◆ Task to carry out:
In the data below, find each line carrying the string "amount" and copy it out.

◆ Given records:
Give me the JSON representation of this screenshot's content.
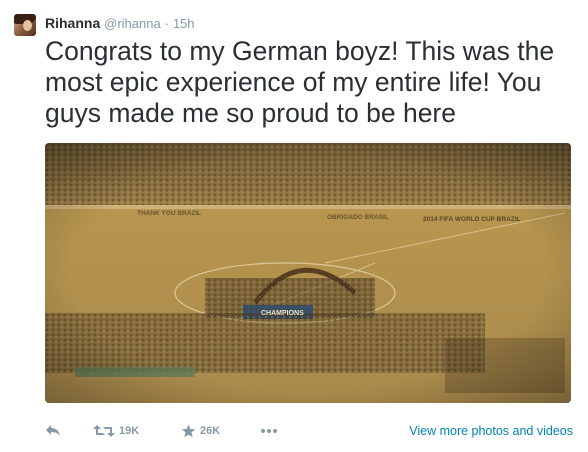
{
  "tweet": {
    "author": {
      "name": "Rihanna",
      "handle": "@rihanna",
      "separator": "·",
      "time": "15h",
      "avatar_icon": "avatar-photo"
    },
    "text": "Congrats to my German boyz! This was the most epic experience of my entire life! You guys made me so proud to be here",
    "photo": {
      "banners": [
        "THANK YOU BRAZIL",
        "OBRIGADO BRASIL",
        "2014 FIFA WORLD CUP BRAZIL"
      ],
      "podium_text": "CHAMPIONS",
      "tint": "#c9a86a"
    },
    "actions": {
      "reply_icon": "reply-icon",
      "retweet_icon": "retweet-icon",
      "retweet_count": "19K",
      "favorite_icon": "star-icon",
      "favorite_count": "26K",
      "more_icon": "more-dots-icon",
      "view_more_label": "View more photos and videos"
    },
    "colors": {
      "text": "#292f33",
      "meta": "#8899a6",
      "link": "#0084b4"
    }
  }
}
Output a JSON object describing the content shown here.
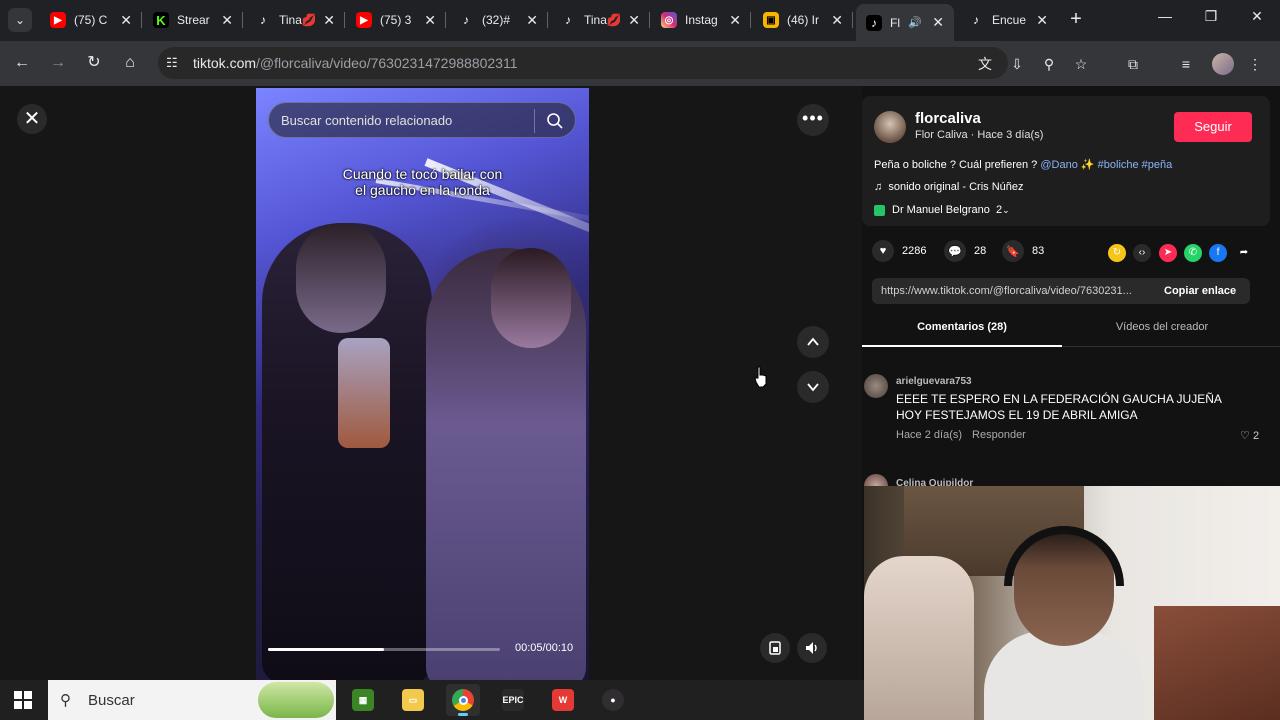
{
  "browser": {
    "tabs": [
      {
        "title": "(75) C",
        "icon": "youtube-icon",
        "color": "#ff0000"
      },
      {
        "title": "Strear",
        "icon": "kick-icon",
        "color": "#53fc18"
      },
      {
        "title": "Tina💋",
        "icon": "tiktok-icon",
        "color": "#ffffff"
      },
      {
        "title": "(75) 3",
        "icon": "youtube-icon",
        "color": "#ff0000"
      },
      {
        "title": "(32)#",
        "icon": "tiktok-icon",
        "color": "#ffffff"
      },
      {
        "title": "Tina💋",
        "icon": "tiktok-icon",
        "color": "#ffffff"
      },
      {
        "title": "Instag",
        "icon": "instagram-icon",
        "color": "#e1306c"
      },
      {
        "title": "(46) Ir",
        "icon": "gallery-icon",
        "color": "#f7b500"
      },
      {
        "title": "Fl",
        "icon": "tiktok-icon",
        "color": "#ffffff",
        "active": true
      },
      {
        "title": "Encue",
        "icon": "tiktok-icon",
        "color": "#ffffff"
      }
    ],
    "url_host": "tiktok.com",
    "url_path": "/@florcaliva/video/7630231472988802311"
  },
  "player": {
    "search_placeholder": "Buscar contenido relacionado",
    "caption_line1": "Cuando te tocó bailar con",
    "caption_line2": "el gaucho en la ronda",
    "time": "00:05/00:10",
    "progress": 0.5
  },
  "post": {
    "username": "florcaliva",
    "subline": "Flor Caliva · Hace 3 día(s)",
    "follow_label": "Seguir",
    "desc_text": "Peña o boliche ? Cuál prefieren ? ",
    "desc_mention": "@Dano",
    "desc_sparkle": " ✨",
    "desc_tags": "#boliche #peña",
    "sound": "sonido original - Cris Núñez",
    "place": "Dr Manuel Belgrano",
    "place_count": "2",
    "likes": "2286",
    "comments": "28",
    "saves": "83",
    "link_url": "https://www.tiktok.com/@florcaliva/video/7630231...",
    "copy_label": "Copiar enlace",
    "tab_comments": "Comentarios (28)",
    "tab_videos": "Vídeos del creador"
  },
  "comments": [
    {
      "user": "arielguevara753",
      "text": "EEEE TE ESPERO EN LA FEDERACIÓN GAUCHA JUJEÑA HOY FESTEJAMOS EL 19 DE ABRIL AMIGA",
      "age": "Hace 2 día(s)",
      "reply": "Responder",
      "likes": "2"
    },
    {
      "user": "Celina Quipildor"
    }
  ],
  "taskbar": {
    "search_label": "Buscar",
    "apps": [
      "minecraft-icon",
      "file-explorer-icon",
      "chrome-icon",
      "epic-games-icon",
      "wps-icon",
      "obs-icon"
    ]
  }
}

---

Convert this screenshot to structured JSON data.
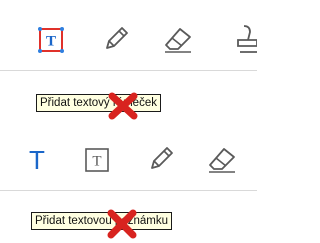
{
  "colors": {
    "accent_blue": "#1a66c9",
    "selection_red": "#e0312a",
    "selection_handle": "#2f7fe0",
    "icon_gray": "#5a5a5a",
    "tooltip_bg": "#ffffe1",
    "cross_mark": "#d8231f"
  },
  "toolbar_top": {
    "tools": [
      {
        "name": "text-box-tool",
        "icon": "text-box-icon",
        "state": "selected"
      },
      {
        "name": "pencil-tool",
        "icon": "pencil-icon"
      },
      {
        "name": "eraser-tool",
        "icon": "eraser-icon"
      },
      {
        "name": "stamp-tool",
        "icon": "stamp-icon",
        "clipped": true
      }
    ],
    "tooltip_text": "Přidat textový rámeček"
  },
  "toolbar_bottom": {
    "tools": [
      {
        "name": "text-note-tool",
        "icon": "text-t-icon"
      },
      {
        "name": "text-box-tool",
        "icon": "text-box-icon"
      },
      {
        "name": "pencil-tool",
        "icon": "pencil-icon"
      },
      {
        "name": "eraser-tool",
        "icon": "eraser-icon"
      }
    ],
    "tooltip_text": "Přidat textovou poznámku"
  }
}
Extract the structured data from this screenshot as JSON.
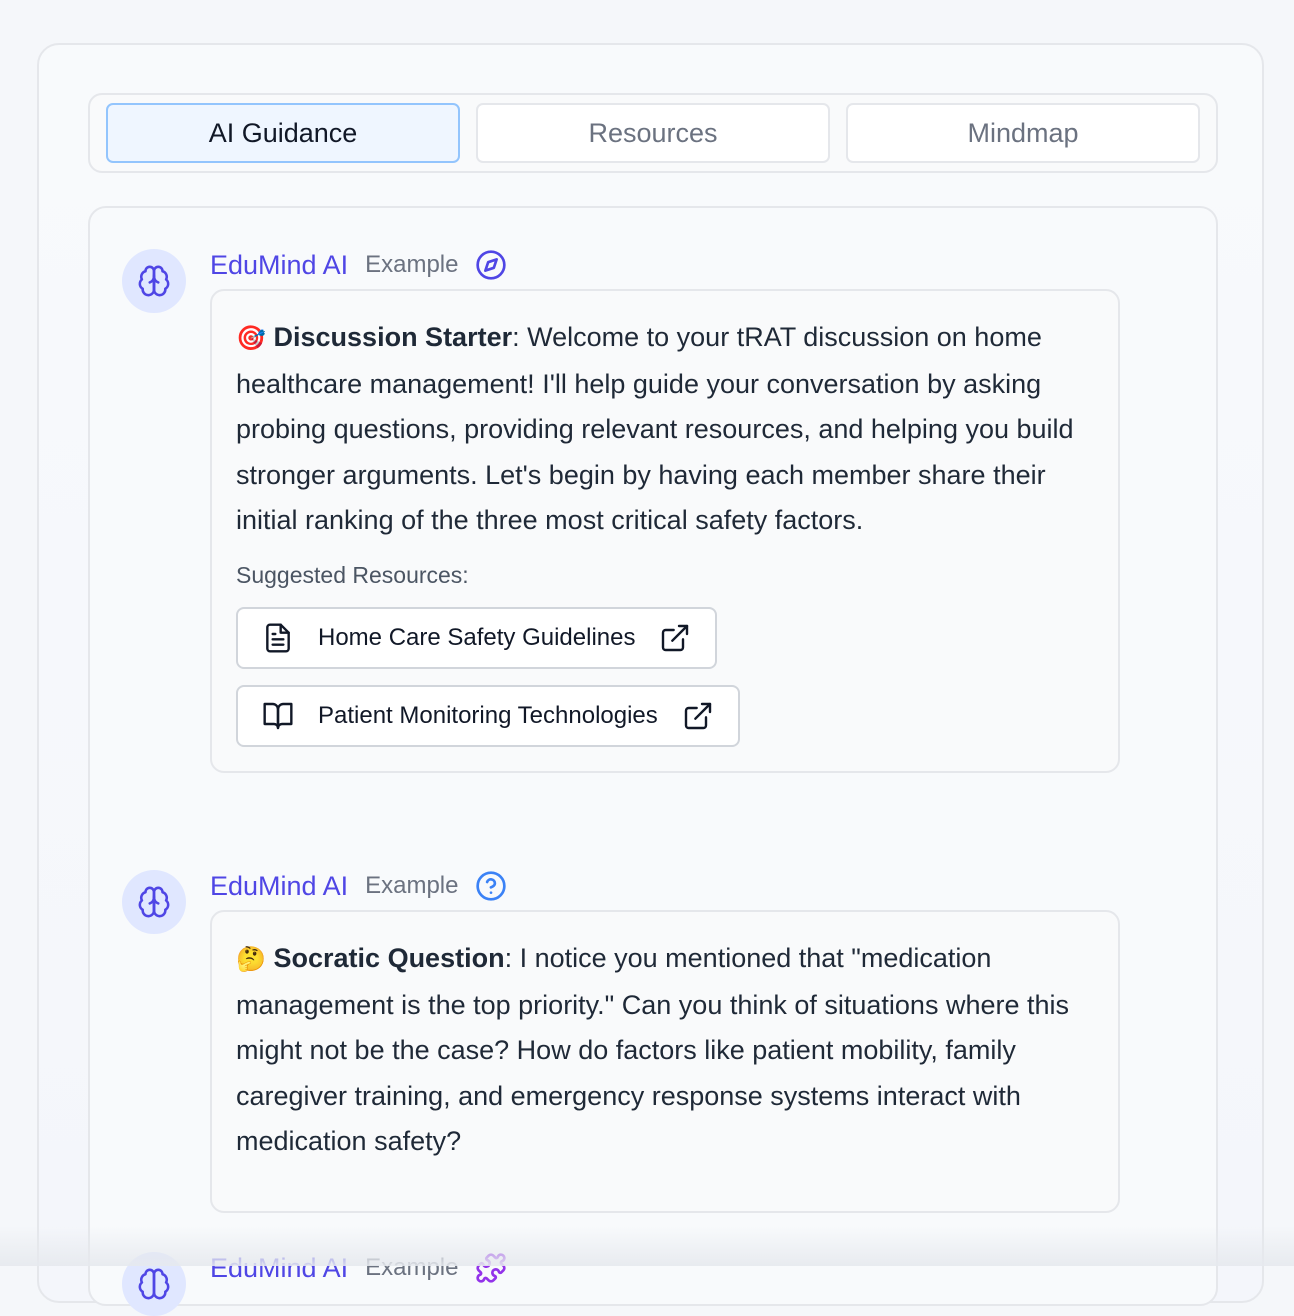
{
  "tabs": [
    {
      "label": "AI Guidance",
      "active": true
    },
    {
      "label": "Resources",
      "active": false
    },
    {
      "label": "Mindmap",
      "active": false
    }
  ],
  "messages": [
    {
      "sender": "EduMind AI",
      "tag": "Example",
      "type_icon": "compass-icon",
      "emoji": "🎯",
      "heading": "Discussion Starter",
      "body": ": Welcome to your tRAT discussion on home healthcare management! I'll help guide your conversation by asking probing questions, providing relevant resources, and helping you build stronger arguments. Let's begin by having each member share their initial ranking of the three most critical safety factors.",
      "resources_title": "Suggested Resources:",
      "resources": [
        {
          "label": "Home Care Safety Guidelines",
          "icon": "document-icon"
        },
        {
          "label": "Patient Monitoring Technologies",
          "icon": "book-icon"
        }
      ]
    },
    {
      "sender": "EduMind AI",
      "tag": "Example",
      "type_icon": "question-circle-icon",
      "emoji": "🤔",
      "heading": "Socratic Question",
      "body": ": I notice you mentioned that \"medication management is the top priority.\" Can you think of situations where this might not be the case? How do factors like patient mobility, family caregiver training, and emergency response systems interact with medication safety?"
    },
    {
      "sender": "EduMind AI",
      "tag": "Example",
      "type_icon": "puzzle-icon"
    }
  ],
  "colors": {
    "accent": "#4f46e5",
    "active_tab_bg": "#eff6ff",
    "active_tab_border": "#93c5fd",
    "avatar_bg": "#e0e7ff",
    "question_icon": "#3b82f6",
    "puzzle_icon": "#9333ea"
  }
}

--

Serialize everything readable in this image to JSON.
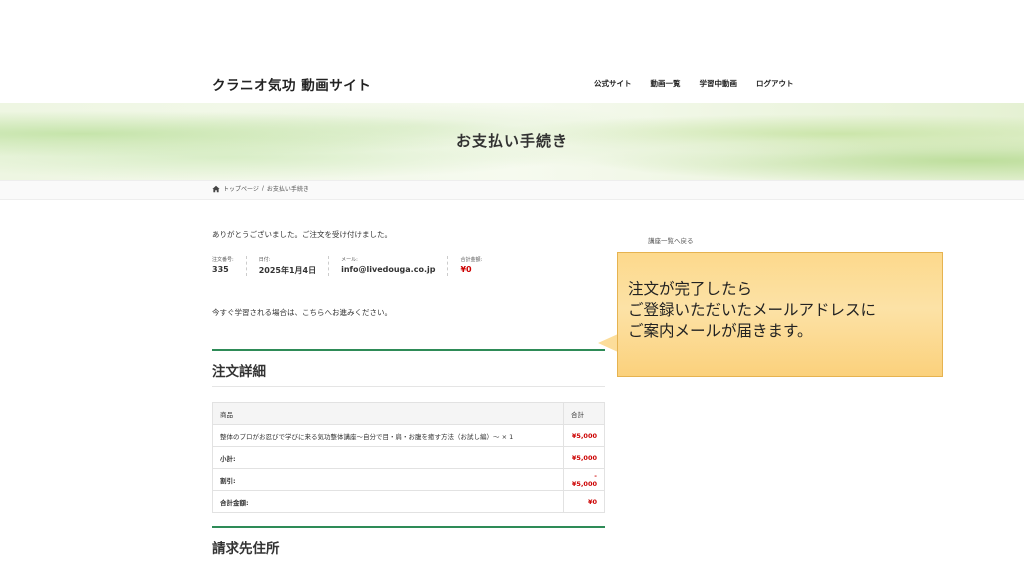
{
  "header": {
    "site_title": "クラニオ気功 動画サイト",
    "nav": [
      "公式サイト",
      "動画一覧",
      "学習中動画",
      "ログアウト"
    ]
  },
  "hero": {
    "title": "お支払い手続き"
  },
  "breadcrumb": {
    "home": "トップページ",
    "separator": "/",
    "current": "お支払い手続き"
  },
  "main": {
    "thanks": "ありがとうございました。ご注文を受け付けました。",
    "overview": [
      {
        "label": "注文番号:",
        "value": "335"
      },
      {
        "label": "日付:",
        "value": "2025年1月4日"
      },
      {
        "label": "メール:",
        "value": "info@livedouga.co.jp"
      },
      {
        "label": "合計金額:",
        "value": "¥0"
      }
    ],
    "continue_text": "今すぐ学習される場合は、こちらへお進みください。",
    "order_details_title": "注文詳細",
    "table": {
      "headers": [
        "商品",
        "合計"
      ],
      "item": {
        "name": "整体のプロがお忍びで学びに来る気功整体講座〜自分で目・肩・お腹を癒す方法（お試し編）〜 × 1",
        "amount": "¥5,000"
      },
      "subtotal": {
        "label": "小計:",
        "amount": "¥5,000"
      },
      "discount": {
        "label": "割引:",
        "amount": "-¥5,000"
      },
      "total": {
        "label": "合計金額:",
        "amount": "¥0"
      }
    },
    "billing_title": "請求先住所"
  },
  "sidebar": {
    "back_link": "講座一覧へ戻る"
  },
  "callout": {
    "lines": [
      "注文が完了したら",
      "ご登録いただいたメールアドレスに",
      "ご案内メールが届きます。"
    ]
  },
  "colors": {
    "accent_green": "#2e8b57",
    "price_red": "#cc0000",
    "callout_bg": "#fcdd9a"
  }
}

◆ Answer to this exercise:
        "amount": "¥5,000"
        "amount": "¥5,000"
        "amount": "-¥5,000"
        "amount": "¥0"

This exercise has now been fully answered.